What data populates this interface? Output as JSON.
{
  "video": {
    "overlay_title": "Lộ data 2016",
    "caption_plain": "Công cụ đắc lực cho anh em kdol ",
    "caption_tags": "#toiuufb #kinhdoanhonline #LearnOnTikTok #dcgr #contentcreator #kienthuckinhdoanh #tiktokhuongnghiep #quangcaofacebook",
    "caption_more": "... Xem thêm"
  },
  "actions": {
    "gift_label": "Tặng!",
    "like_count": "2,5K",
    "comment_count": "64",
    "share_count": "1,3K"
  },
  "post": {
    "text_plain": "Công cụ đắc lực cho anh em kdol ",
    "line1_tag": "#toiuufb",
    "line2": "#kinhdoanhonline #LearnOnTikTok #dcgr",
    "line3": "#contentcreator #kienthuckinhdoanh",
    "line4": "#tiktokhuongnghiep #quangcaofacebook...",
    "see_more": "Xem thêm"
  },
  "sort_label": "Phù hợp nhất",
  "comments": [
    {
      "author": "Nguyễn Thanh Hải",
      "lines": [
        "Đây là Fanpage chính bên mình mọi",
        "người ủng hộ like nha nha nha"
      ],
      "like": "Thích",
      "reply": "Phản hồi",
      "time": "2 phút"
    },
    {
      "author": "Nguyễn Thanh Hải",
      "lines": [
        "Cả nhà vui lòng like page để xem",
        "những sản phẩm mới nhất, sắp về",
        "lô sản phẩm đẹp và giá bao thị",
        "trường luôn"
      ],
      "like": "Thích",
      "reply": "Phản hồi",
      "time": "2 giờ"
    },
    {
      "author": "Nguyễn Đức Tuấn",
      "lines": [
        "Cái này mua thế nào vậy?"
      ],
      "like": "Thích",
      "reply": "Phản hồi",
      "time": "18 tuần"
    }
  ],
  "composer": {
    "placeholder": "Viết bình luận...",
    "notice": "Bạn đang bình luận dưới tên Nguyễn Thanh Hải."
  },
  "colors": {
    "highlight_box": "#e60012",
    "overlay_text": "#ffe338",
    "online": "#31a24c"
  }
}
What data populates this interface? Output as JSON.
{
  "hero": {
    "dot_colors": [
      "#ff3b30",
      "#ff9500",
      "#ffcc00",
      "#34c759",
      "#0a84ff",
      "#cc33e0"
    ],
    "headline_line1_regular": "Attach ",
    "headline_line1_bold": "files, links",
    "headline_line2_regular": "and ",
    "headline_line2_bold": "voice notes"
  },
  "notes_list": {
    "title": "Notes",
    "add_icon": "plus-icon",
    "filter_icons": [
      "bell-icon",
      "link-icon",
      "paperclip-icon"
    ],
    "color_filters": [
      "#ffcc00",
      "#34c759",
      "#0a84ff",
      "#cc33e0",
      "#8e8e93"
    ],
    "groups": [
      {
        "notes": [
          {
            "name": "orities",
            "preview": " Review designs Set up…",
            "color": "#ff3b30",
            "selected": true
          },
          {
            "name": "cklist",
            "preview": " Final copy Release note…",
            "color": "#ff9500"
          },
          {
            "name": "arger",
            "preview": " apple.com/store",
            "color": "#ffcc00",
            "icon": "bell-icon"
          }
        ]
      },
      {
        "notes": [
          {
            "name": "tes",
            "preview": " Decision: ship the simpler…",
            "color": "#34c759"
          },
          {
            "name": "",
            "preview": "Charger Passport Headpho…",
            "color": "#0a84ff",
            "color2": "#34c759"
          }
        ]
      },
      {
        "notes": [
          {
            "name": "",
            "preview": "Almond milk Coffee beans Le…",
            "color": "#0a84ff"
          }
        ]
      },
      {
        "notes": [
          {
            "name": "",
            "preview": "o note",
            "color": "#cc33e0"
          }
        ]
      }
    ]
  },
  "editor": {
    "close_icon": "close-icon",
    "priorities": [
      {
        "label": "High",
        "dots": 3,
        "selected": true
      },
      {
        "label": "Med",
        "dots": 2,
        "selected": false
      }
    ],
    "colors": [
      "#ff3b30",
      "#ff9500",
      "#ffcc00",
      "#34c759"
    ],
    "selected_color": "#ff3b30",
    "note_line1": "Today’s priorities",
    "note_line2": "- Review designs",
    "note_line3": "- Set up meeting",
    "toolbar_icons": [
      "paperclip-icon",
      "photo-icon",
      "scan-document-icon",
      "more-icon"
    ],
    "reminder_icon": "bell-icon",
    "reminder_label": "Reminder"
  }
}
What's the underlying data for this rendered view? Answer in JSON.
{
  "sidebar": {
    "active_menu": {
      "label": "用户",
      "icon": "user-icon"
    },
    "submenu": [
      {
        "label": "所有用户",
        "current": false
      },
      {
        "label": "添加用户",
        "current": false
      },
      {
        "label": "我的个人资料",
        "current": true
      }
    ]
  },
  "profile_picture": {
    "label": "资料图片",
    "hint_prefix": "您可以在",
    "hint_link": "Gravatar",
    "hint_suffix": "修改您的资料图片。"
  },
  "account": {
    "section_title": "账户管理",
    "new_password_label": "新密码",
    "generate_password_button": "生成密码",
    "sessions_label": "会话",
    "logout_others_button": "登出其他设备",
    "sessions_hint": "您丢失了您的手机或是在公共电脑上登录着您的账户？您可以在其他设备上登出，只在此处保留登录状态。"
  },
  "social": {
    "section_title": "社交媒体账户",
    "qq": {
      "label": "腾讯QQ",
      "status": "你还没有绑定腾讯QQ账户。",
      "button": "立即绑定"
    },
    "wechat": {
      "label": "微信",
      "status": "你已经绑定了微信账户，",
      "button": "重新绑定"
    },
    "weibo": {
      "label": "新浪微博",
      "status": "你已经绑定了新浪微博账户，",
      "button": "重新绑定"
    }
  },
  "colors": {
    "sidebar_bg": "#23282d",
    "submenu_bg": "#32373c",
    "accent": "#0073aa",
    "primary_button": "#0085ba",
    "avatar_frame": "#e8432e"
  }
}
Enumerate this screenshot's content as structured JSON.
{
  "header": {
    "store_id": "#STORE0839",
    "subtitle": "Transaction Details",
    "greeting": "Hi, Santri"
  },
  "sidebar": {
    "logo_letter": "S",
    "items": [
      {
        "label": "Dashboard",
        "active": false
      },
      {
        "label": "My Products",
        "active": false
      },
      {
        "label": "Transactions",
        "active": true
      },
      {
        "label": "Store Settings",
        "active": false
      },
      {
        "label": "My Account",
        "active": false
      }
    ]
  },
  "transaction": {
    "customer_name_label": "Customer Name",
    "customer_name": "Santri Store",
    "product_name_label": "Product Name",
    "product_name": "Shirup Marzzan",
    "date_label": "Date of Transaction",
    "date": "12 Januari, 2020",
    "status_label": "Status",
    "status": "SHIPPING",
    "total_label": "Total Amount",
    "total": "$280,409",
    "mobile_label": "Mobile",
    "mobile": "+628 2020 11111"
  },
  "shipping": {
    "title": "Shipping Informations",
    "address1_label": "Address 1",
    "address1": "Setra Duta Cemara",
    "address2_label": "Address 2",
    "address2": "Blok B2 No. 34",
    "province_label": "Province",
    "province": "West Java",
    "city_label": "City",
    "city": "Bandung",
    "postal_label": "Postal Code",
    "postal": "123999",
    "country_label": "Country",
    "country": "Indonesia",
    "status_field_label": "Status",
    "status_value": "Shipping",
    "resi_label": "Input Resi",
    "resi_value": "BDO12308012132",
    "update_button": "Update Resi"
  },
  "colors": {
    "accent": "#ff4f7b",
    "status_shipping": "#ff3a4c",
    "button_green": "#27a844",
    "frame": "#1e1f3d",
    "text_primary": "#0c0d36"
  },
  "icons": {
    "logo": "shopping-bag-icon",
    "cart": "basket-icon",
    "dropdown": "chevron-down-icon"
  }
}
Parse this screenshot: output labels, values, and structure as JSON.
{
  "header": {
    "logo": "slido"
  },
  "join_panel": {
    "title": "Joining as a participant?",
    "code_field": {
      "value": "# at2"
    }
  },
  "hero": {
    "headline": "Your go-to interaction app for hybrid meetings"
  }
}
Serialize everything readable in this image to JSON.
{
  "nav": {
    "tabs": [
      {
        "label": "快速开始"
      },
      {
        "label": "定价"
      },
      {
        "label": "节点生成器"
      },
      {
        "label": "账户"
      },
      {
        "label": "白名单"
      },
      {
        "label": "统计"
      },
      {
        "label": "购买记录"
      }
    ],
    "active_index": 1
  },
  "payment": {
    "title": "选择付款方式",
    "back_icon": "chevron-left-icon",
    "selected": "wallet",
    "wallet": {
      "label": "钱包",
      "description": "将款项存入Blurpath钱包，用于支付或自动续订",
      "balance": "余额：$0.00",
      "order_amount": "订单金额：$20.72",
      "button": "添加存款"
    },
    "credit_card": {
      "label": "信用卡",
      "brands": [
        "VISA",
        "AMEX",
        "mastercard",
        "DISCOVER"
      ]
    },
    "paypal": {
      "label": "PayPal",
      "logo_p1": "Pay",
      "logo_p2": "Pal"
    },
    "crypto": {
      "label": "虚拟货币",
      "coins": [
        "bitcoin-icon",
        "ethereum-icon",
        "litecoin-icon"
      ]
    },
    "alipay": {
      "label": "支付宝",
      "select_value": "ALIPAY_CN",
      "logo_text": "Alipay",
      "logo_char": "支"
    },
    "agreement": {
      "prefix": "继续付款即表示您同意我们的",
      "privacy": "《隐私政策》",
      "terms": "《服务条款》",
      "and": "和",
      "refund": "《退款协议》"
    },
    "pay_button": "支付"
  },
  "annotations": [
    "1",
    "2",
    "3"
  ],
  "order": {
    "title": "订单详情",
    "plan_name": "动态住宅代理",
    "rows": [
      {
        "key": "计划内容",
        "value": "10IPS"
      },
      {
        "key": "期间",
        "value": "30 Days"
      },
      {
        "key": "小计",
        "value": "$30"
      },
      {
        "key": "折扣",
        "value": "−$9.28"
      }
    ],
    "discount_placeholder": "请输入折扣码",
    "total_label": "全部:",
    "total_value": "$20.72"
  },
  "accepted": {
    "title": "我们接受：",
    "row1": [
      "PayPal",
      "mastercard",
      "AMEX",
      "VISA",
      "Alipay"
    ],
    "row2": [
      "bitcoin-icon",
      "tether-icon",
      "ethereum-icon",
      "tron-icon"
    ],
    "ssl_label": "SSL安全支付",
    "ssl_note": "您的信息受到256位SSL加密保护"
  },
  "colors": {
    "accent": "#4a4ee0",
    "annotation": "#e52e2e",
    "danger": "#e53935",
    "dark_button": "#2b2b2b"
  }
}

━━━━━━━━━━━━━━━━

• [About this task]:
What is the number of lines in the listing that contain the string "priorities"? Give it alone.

• [Reply to the exercise]:
2